Over the years, AMRAD has been instrumental in advancing amateur radio technology and in telecommunications for persons with disabilities.
Here are our accomplishments:
- Sponsored and/or hosted three ARRL Digital Communications Conferences in the Washington, DC area.
- Convened 1999 AMRAD Technical Symposium in Falls Church, VA.
- Authored the ARRL's Spread Spectrum Sourcebook (used as a reference in the IEEE individual learning course).
- Contributed to the spread spectrum material in the ARRL Handbook.
- Hold monthly meetings devoted to presentations on technical subjects (recently including multimedia, radio local area neworks, software defined radio, ultrawideband technology and digital broadcasting).
- Meet weekly at Saturday luncheons to exchange ideas and project assistance.
- Continue to publish the authoritative AMRAD Newletter as a source for experimental information.
- Provided judges for Northern Virginia science fairs.
- Made the first HF contact on packet radio on the east coast of the USA.
- AMRAD/W4RI and K2SZE aired first amateur spread spectrum transmissions on HF.
- Tested police radars for susceptibilty to amateur transmitters.
- Operated low-frequency (LF) transmitters in Northern Virginia under an FCC experimental license.
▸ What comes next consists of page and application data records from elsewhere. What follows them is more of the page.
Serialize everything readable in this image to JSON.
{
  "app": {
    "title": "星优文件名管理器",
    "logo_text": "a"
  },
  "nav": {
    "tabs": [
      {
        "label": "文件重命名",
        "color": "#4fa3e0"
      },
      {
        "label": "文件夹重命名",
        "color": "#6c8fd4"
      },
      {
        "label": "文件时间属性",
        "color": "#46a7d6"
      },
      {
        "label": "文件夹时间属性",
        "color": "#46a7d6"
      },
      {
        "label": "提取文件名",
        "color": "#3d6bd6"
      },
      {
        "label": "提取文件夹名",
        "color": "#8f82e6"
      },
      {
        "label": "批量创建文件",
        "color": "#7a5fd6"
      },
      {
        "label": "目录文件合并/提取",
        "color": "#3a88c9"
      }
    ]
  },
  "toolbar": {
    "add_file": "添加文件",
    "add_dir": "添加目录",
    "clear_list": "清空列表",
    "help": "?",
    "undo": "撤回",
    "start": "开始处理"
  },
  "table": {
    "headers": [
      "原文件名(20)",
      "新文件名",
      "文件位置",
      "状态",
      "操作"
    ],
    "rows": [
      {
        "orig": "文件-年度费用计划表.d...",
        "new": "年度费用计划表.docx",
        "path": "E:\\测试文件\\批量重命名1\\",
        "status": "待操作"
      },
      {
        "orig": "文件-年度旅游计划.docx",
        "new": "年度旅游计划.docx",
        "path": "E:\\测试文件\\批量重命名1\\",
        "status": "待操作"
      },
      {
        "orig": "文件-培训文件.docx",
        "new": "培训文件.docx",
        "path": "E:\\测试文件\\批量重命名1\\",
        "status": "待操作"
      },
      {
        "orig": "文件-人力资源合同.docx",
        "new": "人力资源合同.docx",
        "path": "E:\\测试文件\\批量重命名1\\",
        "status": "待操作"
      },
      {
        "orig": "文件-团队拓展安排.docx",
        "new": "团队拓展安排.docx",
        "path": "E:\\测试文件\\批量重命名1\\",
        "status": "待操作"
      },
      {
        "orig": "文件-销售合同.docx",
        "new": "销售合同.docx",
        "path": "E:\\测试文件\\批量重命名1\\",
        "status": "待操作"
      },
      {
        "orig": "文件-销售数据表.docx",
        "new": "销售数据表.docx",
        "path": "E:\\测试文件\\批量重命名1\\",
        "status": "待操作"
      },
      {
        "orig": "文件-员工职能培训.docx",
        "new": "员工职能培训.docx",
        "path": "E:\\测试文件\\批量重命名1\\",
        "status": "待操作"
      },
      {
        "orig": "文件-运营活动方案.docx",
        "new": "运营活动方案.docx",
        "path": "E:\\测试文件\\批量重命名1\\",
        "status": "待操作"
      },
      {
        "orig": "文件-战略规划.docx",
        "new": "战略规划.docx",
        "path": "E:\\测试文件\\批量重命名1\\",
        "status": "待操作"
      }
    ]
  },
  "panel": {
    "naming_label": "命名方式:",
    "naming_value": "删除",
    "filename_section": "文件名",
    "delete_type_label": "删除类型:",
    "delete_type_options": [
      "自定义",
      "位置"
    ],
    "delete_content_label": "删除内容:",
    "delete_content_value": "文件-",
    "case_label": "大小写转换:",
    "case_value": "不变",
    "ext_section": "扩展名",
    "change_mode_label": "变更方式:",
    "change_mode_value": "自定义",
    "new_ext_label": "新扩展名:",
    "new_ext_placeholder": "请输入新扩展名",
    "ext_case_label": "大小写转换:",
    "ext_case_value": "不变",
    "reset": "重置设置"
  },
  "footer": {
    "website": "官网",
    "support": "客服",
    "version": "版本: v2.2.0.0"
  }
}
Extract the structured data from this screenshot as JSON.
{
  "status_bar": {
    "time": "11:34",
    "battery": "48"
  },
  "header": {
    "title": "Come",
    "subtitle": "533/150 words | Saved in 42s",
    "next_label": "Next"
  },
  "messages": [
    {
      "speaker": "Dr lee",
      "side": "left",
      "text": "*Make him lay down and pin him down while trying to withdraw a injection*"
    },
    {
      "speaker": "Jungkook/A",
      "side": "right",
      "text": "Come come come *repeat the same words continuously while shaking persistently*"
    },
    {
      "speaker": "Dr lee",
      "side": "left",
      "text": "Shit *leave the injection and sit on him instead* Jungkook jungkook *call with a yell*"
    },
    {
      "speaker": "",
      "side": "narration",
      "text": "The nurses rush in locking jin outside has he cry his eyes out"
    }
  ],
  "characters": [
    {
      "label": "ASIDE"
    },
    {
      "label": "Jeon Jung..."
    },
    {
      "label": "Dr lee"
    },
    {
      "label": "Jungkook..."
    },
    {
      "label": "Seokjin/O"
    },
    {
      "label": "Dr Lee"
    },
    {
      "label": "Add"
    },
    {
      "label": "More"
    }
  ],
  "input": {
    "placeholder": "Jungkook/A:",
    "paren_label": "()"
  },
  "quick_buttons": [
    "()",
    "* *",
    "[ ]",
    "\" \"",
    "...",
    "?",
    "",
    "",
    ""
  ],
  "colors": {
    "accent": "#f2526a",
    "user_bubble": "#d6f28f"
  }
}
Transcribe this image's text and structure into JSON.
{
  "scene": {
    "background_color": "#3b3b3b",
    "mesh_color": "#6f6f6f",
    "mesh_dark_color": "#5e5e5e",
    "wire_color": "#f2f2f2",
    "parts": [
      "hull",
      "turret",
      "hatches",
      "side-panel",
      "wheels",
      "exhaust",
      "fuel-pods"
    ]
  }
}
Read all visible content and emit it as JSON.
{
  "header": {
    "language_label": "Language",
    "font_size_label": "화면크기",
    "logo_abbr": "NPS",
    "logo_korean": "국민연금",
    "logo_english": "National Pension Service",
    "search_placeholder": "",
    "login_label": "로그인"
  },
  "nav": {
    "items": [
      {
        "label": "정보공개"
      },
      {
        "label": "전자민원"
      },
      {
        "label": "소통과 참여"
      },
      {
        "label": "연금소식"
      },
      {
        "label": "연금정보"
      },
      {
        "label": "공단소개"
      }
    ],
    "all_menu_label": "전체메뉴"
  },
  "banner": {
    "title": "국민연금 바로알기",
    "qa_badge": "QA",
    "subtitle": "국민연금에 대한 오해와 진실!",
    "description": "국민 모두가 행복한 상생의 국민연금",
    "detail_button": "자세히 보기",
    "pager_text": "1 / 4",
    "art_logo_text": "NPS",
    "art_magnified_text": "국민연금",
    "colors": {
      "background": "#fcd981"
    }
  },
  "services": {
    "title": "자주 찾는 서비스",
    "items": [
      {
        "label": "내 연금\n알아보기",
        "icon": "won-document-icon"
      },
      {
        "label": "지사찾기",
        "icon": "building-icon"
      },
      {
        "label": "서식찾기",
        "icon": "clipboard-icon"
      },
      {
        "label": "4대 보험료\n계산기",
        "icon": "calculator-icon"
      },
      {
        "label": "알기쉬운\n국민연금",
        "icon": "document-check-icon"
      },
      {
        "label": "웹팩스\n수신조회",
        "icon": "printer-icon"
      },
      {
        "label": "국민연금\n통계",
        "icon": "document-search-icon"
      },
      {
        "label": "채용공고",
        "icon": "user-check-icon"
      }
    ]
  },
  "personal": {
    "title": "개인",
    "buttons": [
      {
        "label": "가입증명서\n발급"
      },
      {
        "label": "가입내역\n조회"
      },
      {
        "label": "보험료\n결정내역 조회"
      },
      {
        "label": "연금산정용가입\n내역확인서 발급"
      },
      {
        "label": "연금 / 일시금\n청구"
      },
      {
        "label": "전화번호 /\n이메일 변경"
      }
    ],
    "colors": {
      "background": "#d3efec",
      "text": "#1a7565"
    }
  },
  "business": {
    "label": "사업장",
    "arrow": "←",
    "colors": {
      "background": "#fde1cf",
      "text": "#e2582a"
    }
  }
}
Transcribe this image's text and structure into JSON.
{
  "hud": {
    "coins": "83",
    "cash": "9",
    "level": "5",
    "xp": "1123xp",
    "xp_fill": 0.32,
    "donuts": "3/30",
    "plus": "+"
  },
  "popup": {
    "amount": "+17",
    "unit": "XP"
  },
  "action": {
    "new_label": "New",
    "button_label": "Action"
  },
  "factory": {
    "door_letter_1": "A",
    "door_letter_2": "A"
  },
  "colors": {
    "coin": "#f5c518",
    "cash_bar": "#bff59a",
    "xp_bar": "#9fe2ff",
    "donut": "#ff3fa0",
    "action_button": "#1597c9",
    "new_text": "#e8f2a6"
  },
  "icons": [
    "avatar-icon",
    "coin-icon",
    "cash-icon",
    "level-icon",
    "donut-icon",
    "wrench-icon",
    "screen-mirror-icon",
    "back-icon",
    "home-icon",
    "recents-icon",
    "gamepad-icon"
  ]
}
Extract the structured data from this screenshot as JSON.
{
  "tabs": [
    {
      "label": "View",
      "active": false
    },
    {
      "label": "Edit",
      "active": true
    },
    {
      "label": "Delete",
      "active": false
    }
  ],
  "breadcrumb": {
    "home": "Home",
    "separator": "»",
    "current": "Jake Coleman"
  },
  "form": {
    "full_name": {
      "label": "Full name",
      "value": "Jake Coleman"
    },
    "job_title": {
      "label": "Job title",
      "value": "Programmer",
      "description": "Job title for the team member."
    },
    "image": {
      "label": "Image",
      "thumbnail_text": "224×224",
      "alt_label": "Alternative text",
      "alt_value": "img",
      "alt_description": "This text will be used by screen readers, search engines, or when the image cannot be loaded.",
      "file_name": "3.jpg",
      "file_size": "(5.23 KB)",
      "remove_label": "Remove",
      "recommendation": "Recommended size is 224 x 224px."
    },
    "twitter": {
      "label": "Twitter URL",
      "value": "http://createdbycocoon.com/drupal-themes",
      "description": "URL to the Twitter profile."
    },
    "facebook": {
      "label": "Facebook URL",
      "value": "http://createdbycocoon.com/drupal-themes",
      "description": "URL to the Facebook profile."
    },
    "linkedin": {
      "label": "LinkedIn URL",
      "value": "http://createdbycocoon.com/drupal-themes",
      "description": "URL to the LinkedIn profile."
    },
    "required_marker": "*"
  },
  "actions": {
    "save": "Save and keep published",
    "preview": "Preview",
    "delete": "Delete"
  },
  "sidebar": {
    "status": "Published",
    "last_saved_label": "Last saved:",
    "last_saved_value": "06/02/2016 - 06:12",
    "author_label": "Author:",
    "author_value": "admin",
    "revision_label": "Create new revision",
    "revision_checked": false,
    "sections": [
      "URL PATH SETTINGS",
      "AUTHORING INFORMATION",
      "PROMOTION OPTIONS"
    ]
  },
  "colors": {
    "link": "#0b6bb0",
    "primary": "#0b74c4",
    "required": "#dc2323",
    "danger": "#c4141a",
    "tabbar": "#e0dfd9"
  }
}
- Jointly with the Radio Society of Great Britain (RSGB) and the Deutscher Amateur-Radio-Club (DARC), AMRAD sponsored competiton for first successful amateur transatlantic transmissions at LF.
- AMRAD/AA4HS operates a radio receiver remotely controlled via the Internet.
- Developed the AX.25 amateur packet protocol which was adopted by AMSAT and standardized by ARRL Digital Committee.
- Built and operated a landline computer bulletin boards believed to be the second in the USA.
- Built and operated one of the first radio bulletin boards in the world.
- Designed and constructed the AMRAD-OSCAR 27 satellite payload in conjunction with EYESAT.
- Designed the popular AMRAD/KØBRA active antenna published in QST.
- Developed the Computer Assisted Relay System used by many statewide deaf TTY relay services.
- Developed the first BBS based ASCII-to-TTY converter ("TEDIVERTER") for deaf telecommunications.
- Contributed to FCC rules on spread spectrum and conducted spread spectrum testing with the FCC.
- Provided safety communications for cross country races.
- Operate the W4CIA (formerly WD4IWG) FM repeater on 147.81/147.21 MHz near Tysons Corner, VA for use by experimenters.
- Operated the Handicapped Educational eXchange (HEX) BBS for use with ASCII and TTY modems.
- Provided Internet access for the Northern Virginia Resource Center for Deaf and Hard of Hearing Persons.